**WHAT THE TASK REQUIRES**
Could you reproduce all the entries under this sentence exactly, leaving the images aside?

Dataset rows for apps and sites
____________

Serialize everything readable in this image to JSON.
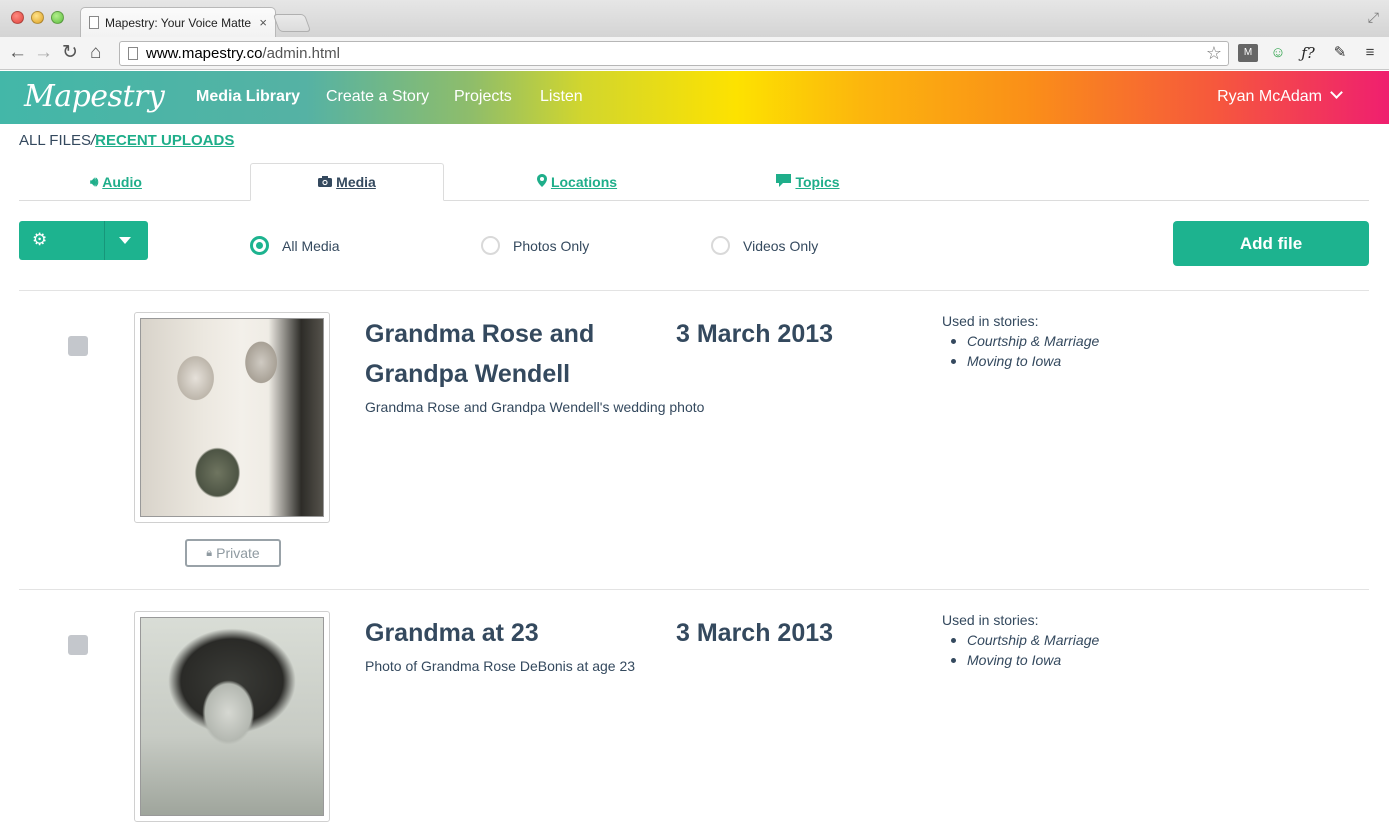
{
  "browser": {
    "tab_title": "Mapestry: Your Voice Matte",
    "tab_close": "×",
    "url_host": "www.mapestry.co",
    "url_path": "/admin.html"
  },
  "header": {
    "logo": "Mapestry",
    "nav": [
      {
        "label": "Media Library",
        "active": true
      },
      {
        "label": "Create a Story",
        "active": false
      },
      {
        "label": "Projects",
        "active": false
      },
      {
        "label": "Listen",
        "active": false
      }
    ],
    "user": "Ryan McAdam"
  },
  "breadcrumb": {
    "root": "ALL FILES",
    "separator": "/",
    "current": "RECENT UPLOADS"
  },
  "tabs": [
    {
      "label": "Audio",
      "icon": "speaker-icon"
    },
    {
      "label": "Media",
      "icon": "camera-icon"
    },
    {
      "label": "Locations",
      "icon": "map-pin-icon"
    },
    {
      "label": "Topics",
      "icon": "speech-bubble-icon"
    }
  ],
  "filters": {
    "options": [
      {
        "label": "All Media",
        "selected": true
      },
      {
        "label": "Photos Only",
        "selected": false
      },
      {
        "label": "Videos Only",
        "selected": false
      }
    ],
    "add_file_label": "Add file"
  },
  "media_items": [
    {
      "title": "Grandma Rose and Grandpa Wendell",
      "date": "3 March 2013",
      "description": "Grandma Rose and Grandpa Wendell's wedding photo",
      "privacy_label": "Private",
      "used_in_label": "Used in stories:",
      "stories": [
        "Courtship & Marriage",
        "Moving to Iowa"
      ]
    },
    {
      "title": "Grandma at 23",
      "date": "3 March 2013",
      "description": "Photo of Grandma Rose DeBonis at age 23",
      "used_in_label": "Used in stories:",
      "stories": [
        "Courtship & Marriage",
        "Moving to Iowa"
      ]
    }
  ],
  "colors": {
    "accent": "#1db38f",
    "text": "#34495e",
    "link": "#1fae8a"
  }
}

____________

**EXERCISE RESPONSE**
Serialize everything readable in this image to JSON.
{
  "browser": {
    "tab_title": "Mapestry: Your Voice Matte",
    "tab_close": "×",
    "url_host": "www.mapestry.co",
    "url_path": "/admin.html"
  },
  "header": {
    "logo": "Mapestry",
    "nav": [
      {
        "label": "Media Library",
        "active": true
      },
      {
        "label": "Create a Story",
        "active": false
      },
      {
        "label": "Projects",
        "active": false
      },
      {
        "label": "Listen",
        "active": false
      }
    ],
    "user": "Ryan McAdam"
  },
  "breadcrumb": {
    "root": "ALL FILES",
    "separator": "/",
    "current": "RECENT UPLOADS"
  },
  "tabs": [
    {
      "label": "Audio",
      "icon": "speaker-icon"
    },
    {
      "label": "Media",
      "icon": "camera-icon"
    },
    {
      "label": "Locations",
      "icon": "map-pin-icon"
    },
    {
      "label": "Topics",
      "icon": "speech-bubble-icon"
    }
  ],
  "filters": {
    "options": [
      {
        "label": "All Media",
        "selected": true
      },
      {
        "label": "Photos Only",
        "selected": false
      },
      {
        "label": "Videos Only",
        "selected": false
      }
    ],
    "add_file_label": "Add file"
  },
  "media_items": [
    {
      "title": "Grandma Rose and Grandpa Wendell",
      "date": "3 March 2013",
      "description": "Grandma Rose and Grandpa Wendell's wedding photo",
      "privacy_label": "Private",
      "used_in_label": "Used in stories:",
      "stories": [
        "Courtship & Marriage",
        "Moving to Iowa"
      ]
    },
    {
      "title": "Grandma at 23",
      "date": "3 March 2013",
      "description": "Photo of Grandma Rose DeBonis at age 23",
      "used_in_label": "Used in stories:",
      "stories": [
        "Courtship & Marriage",
        "Moving to Iowa"
      ]
    }
  ],
  "colors": {
    "accent": "#1db38f",
    "text": "#34495e",
    "link": "#1fae8a"
  }
}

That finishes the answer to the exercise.